(About this task) Give the entries back exactly as they stand, but without pictures.

(Data provided)
━━━━━━━━━━━━━━━━━━━━
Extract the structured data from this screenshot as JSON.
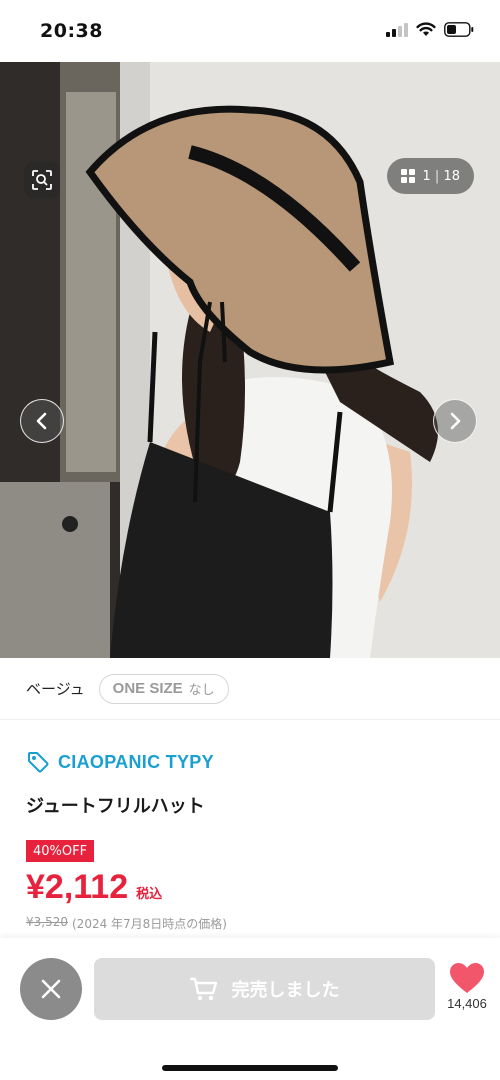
{
  "status_bar": {
    "time": "20:38"
  },
  "gallery": {
    "current": "1",
    "total": "18"
  },
  "variant": {
    "color": "ベージュ",
    "size": "ONE SIZE",
    "stock": "なし"
  },
  "product": {
    "brand": "CIAOPANIC TYPY",
    "title": "ジュートフリルハット",
    "discount": "40%OFF",
    "price": "¥2,112",
    "tax_label": "税込",
    "original_price": "¥3,520",
    "original_note": "(2024 年7月8日時点の価格)"
  },
  "bottom_bar": {
    "soldout_label": "完売しました",
    "favorite_count": "14,406"
  },
  "icons": [
    "signal-icon",
    "wifi-icon",
    "battery-icon",
    "lens-search-icon",
    "grid-icon",
    "chevron-left-icon",
    "chevron-right-icon",
    "tag-icon",
    "close-icon",
    "cart-icon",
    "heart-icon"
  ],
  "colors": {
    "accent_blue": "#1a9fd1",
    "sale_red": "#e8213c",
    "heart_pink": "#f2566a",
    "soldout_gray": "#dcdcdc"
  }
}
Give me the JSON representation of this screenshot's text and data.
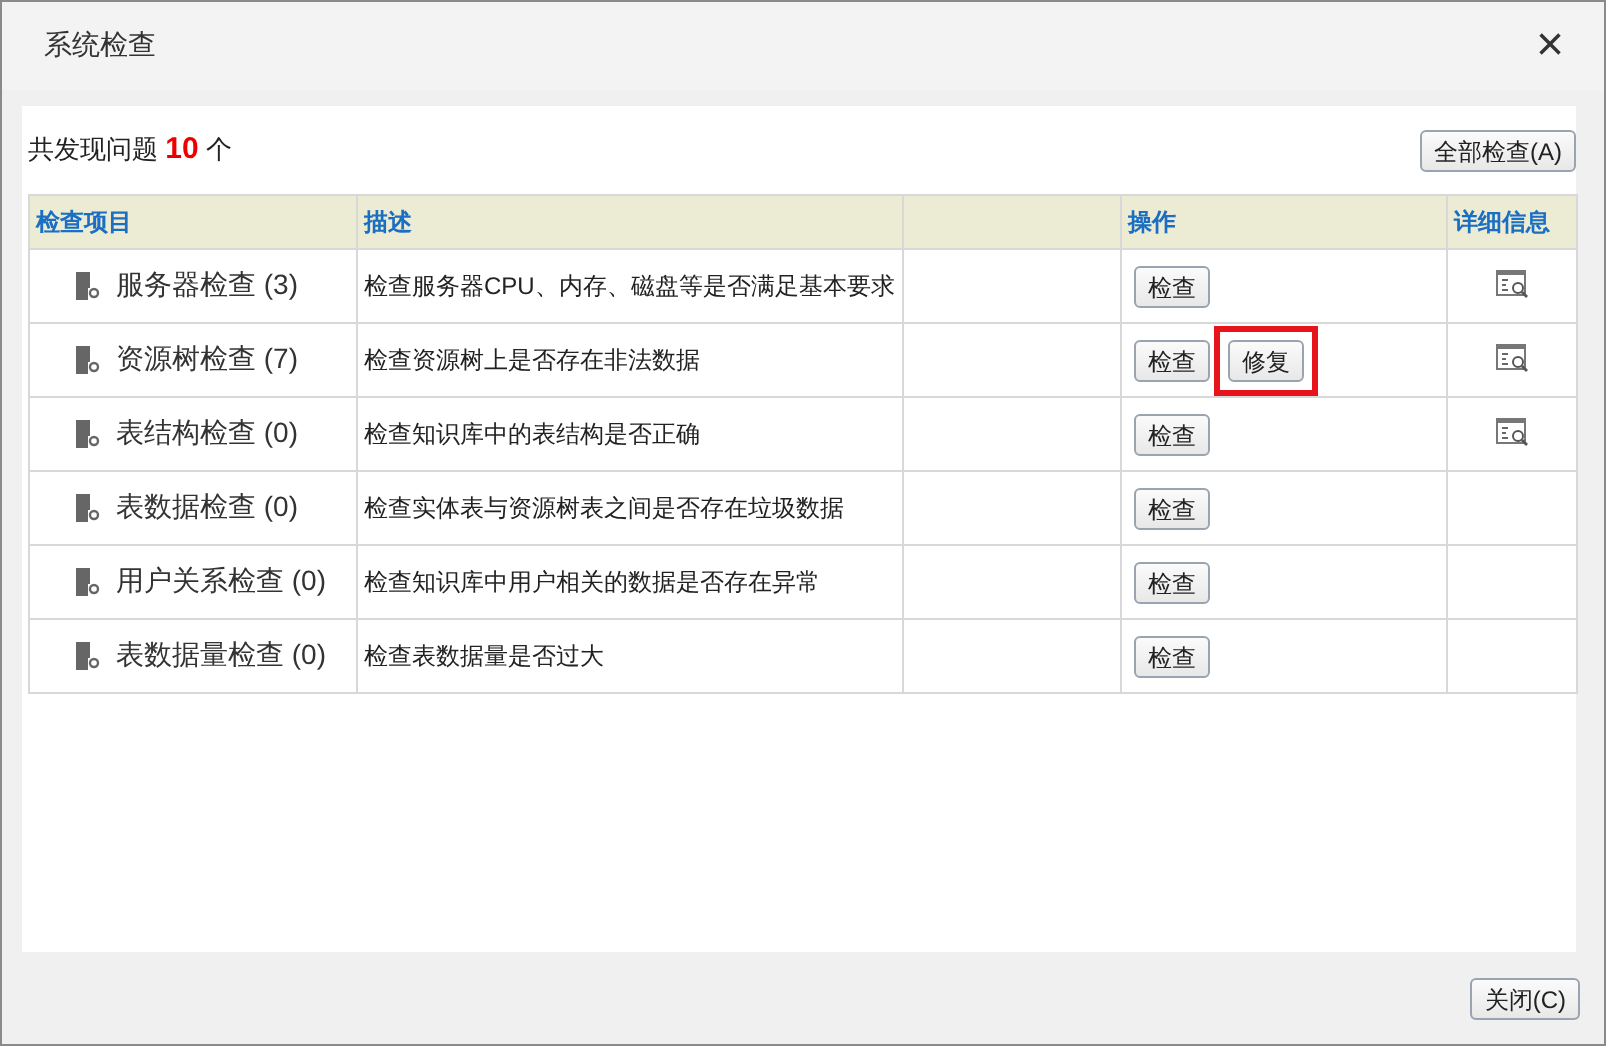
{
  "window": {
    "title": "系统检查",
    "close": "×"
  },
  "summary": {
    "prefix": "共发现问题",
    "count": "10",
    "suffix": "个"
  },
  "check_all_button": "全部检查(A)",
  "table": {
    "columns": [
      "检查项目",
      "描述",
      "操作",
      "详细信息"
    ],
    "rows": [
      {
        "name": "服务器检查 (3)",
        "description": "检查服务器CPU、内存、磁盘等是否满足基本要求",
        "check": "检查",
        "has_details": true
      },
      {
        "name": "资源树检查 (7)",
        "description": "检查资源树上是否存在非法数据",
        "check": "检查",
        "fix": {
          "label": "修复",
          "highlighted": true
        },
        "has_details": true
      },
      {
        "name": "表结构检查 (0)",
        "description": "检查知识库中的表结构是否正确",
        "check": "检查",
        "has_details": true
      },
      {
        "name": "表数据检查 (0)",
        "description": "检查实体表与资源树表之间是否存在垃圾数据",
        "check": "检查",
        "has_details": false
      },
      {
        "name": "用户关系检查 (0)",
        "description": "检查知识库中用户相关的数据是否存在异常",
        "check": "检查",
        "has_details": false
      },
      {
        "name": "表数据量检查 (0)",
        "description": "检查表数据量是否过大",
        "check": "检查",
        "has_details": false
      }
    ]
  },
  "close_button": "关闭(C)"
}
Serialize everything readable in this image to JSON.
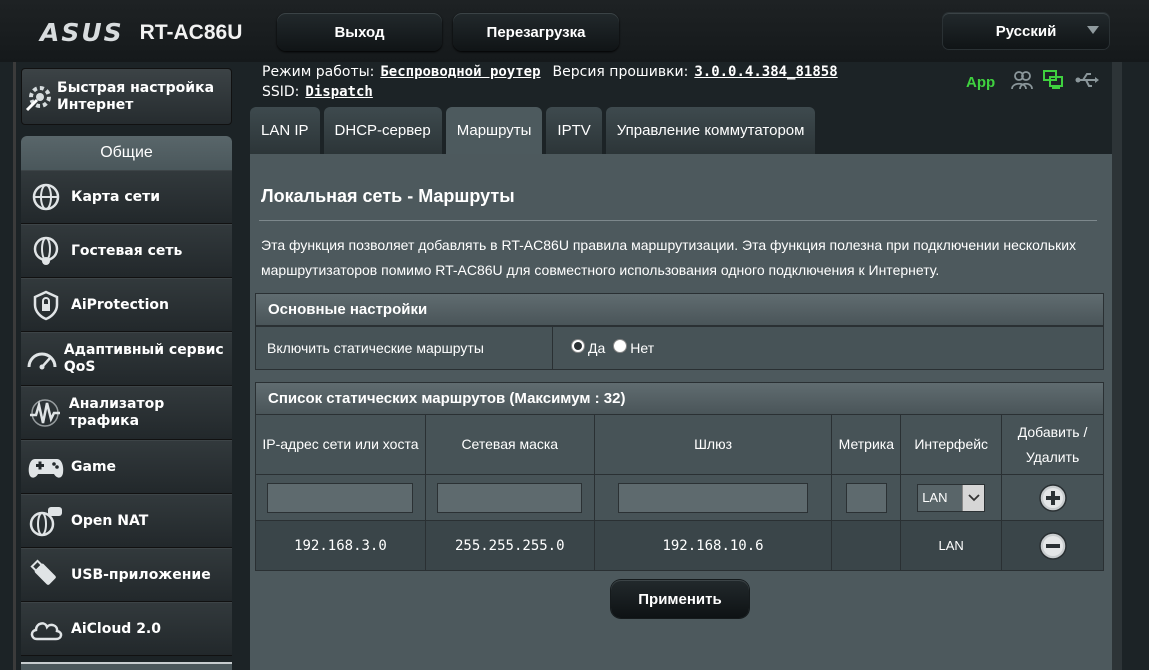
{
  "header": {
    "brand": "ASUS",
    "model": "RT-AC86U",
    "logout_label": "Выход",
    "reboot_label": "Перезагрузка",
    "language": "Русский"
  },
  "info": {
    "mode_label": "Режим работы:",
    "mode_value": "Беспроводной роутер",
    "firmware_label": "Версия прошивки:",
    "firmware_value": "3.0.0.4.384_81858",
    "ssid_label": "SSID:",
    "ssid_value": "Dispatch",
    "app_label": "App"
  },
  "sidebar": {
    "quick_setup": "Быстрая настройка Интернет",
    "section_label": "Общие",
    "items": [
      {
        "label": "Карта сети",
        "icon": "globe-network-icon"
      },
      {
        "label": "Гостевая сеть",
        "icon": "guest-network-icon"
      },
      {
        "label": "AiProtection",
        "icon": "shield-lock-icon"
      },
      {
        "label": "Адаптивный сервис QoS",
        "icon": "speedometer-icon"
      },
      {
        "label": "Анализатор трафика",
        "icon": "traffic-wave-icon"
      },
      {
        "label": "Game",
        "icon": "gamepad-icon"
      },
      {
        "label": "Open NAT",
        "icon": "open-nat-icon"
      },
      {
        "label": "USB-приложение",
        "icon": "usb-drive-icon"
      },
      {
        "label": "AiCloud 2.0",
        "icon": "cloud-icon"
      }
    ]
  },
  "tabs": [
    "LAN IP",
    "DHCP-сервер",
    "Маршруты",
    "IPTV",
    "Управление коммутатором"
  ],
  "active_tab": "Маршруты",
  "page": {
    "title": "Локальная сеть - Маршруты",
    "description": "Эта функция позволяет добавлять в RT-AC86U правила маршрутизации. Эта функция полезна при подключении нескольких маршрутизаторов помимо RT-AC86U для совместного использования одного подключения к Интернету.",
    "basic_section": "Основные настройки",
    "static_routes_label": "Включить статические маршруты",
    "option_yes": "Да",
    "option_no": "Нет",
    "static_routes_enabled": true,
    "list_section": "Список статических маршрутов (Максимум : 32)",
    "columns": [
      "IP-адрес сети или хоста",
      "Сетевая маска",
      "Шлюз",
      "Метрика",
      "Интерфейс",
      "Добавить / Удалить"
    ],
    "new_interface": "LAN",
    "routes": [
      {
        "ip": "192.168.3.0",
        "mask": "255.255.255.0",
        "gateway": "192.168.10.6",
        "metric": "",
        "interface": "LAN"
      }
    ],
    "apply_label": "Применить"
  }
}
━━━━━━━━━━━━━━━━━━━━
(Exercise answer)
Extract the structured data from this screenshot as JSON.
{
  "status_bar": {
    "time": "20:38"
  },
  "gallery": {
    "current": "1",
    "total": "18"
  },
  "variant": {
    "color": "ベージュ",
    "size": "ONE SIZE",
    "stock": "なし"
  },
  "product": {
    "brand": "CIAOPANIC TYPY",
    "title": "ジュートフリルハット",
    "discount": "40%OFF",
    "price": "¥2,112",
    "tax_label": "税込",
    "original_price": "¥3,520",
    "original_note": "(2024 年7月8日時点の価格)"
  },
  "bottom_bar": {
    "soldout_label": "完売しました",
    "favorite_count": "14,406"
  },
  "icons": [
    "signal-icon",
    "wifi-icon",
    "battery-icon",
    "lens-search-icon",
    "grid-icon",
    "chevron-left-icon",
    "chevron-right-icon",
    "tag-icon",
    "close-icon",
    "cart-icon",
    "heart-icon"
  ],
  "colors": {
    "accent_blue": "#1a9fd1",
    "sale_red": "#e8213c",
    "heart_pink": "#f2566a",
    "soldout_gray": "#dcdcdc"
  }
}
Give me the JSON representation of this screenshot's text and data.
{
  "window": {
    "title": "系统检查",
    "close": "×"
  },
  "summary": {
    "prefix": "共发现问题",
    "count": "10",
    "suffix": "个"
  },
  "check_all_button": "全部检查(A)",
  "table": {
    "columns": [
      "检查项目",
      "描述",
      "操作",
      "详细信息"
    ],
    "rows": [
      {
        "name": "服务器检查 (3)",
        "description": "检查服务器CPU、内存、磁盘等是否满足基本要求",
        "check": "检查",
        "has_details": true
      },
      {
        "name": "资源树检查 (7)",
        "description": "检查资源树上是否存在非法数据",
        "check": "检查",
        "fix": {
          "label": "修复",
          "highlighted": true
        },
        "has_details": true
      },
      {
        "name": "表结构检查 (0)",
        "description": "检查知识库中的表结构是否正确",
        "check": "检查",
        "has_details": true
      },
      {
        "name": "表数据检查 (0)",
        "description": "检查实体表与资源树表之间是否存在垃圾数据",
        "check": "检查",
        "has_details": false
      },
      {
        "name": "用户关系检查 (0)",
        "description": "检查知识库中用户相关的数据是否存在异常",
        "check": "检查",
        "has_details": false
      },
      {
        "name": "表数据量检查 (0)",
        "description": "检查表数据量是否过大",
        "check": "检查",
        "has_details": false
      }
    ]
  },
  "close_button": "关闭(C)"
}
Serialize everything readable in this image to JSON.
{
  "header": {
    "brand": "ASUS",
    "model": "RT-AC86U",
    "logout_label": "Выход",
    "reboot_label": "Перезагрузка",
    "language": "Русский"
  },
  "info": {
    "mode_label": "Режим работы:",
    "mode_value": "Беспроводной роутер",
    "firmware_label": "Версия прошивки:",
    "firmware_value": "3.0.0.4.384_81858",
    "ssid_label": "SSID:",
    "ssid_value": "Dispatch",
    "app_label": "App"
  },
  "sidebar": {
    "quick_setup": "Быстрая настройка Интернет",
    "section_label": "Общие",
    "items": [
      {
        "label": "Карта сети",
        "icon": "globe-network-icon"
      },
      {
        "label": "Гостевая сеть",
        "icon": "guest-network-icon"
      },
      {
        "label": "AiProtection",
        "icon": "shield-lock-icon"
      },
      {
        "label": "Адаптивный сервис QoS",
        "icon": "speedometer-icon"
      },
      {
        "label": "Анализатор трафика",
        "icon": "traffic-wave-icon"
      },
      {
        "label": "Game",
        "icon": "gamepad-icon"
      },
      {
        "label": "Open NAT",
        "icon": "open-nat-icon"
      },
      {
        "label": "USB-приложение",
        "icon": "usb-drive-icon"
      },
      {
        "label": "AiCloud 2.0",
        "icon": "cloud-icon"
      }
    ]
  },
  "tabs": [
    "LAN IP",
    "DHCP-сервер",
    "Маршруты",
    "IPTV",
    "Управление коммутатором"
  ],
  "active_tab": "Маршруты",
  "page": {
    "title": "Локальная сеть - Маршруты",
    "description": "Эта функция позволяет добавлять в RT-AC86U правила маршрутизации. Эта функция полезна при подключении нескольких маршрутизаторов помимо RT-AC86U для совместного использования одного подключения к Интернету.",
    "basic_section": "Основные настройки",
    "static_routes_label": "Включить статические маршруты",
    "option_yes": "Да",
    "option_no": "Нет",
    "static_routes_enabled": true,
    "list_section": "Список статических маршрутов (Максимум : 32)",
    "columns": [
      "IP-адрес сети или хоста",
      "Сетевая маска",
      "Шлюз",
      "Метрика",
      "Интерфейс",
      "Добавить / Удалить"
    ],
    "new_interface": "LAN",
    "routes": [
      {
        "ip": "192.168.3.0",
        "mask": "255.255.255.0",
        "gateway": "192.168.10.6",
        "metric": "",
        "interface": "LAN"
      }
    ],
    "apply_label": "Применить"
  }
}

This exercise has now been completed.